Trump’s advisers said it was too early to tell.
‘Just say we won,’ Giuliani suggested.
The Trump lawyer then asked about Pennsylvania and got the same response.
‘Just say we won Pennsylvania,’ Giuliani said.
The strategy, the authors wrote, was just announcing that Trump had won states before they were called.
Meadows, Stepien and Miller pushed back.
‘We can’t do that,’ said Meadows. ‘We can’t.’
After Arizona was called by Fox News in favor of now President Joe Biden – a move that produced shockwaves through the White House that night – Giuliani pushed Trump to take his advice.
Rudy Giuliani advised then President Donald Trump on election night to ‘just say we won’ when key states like Michigan and Pennsylvania hadn’t been called yet – and later when Arizona was called for his rival, now President Joe Biden, a new book claims
‘Just go declare victory right now,’ Giuliani told the president. ‘You’ve got to go declare victory now.’
Trump listened, telling the waiting crowd, ‘Frankly, we did win this election. We did win this election,’ while the actual results of the election, which Biden won, took days to tabulate.
Michigan and Pennsylvania both went blue for Biden.
The authors described Trump’s campaign aides being ‘infuriated’ by Giuliani’s advice.

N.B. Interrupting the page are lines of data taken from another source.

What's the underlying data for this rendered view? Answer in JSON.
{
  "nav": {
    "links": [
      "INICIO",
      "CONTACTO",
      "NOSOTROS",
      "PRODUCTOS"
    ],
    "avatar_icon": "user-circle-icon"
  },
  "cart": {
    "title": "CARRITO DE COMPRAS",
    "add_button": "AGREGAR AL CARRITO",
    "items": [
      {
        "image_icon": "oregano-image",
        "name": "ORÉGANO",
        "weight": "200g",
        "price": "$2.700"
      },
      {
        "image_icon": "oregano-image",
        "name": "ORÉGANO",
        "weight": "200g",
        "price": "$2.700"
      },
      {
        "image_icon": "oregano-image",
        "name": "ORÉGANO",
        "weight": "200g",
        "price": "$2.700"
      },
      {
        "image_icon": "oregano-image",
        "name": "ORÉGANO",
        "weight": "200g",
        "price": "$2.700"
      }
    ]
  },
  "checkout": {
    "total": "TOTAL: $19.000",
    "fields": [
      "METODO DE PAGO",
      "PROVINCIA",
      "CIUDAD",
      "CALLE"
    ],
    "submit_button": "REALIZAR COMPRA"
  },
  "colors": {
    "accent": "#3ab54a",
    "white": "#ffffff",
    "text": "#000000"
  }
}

‘It’s hard to be the responsible parent when there’s a cool uncle around taking the kid to the movies and driving him around in a Corvette,’ one said. ‘When we say the president can’t say that, being responsible is not the easiest place to be when you’ve got people telling the president what he wants to hear.’
‘It’s hard to tell the president no. It’s not an enviable place to be,’ the adviser added.
Especially because Trump believed in the run-up to election night that he would win a second term.
He had just come off a whirlwind tour of the swing states where he attracted large crowds, who had voyaged out to see the president despite the coronavirus risks.
Biden refused to hold large rallies due to the COVID-19 threat, so there was no apples-to-apples comparison.
Florida, Trump’s adopted home state, and a place where the campaign had spent a lot of energy attracting Latino supporters, looked good early on – and Trump would win that swing state.
It was the midwest, Georgia and Arizona that were more problematic.
Trump had also ignored Stepien when he told the president ‘it’s going to be good early.’
Stepien had explained to Trump that he could be up after polls closed, but then see leads get whittled away as mail-in ballots, more likely being used by Democratic voters, were counted.
When Trump saw the numbers change, he suggested something was amiss.
‘Why are they still counting votes?’ Trump asked, according to the authors. ‘The election’s closed. Are they counting ballots that came in afterward? What the hell is going on?’
A spokesman denied that Trump ever said this.
Trump told adviser Kellyanne Conway that something ‘nefarious was at play,’ the authors wrote.
‘They’re stealing this from us,’ Trump said. ‘We have this thing won. I won in a landslide and they’re taking it back.’
Trump’s early proclamation of victory and his paranoia over ballots laid the groundwork for what would be called ‘the big lie.’
The book I Alone Can Fix It details how Rudy Giuliani, pictured in New York in June, told Trump advisers and then Trump that the president should just say he won Michigan and Pennsylvania and later the entire election, once Arizona was called for Biden
The authors wrote that Trump ‘seemed to truly believe he had been winning.’
Polls had long predicted that Biden would win the White House after Trump’s disastrous response to the coronavirus crisis.
But Trump was reacting to, as one adviser put it, ‘The psychological impact of, he’s going to win, people were calling him saying he’s going to win.’
‘And then somehow these votes just keep showing up,’ the aide told the authors.
Leonnig and Rucker’s book is one of a handful of books about the end of the Trump’s time in office that will arrive in bookstores in January.
Last week, Trump preemptively pushed back on the new books.
‘It seems to me that meeting with authors of the ridiculous number of books being written about my very successful administration, or me, is a total waste of time,’ said Trump in a statement sent by his political action committee.
‘They write whatever they want to write anyway without sources, fact-checking, or asking whether or not an event is true or false.’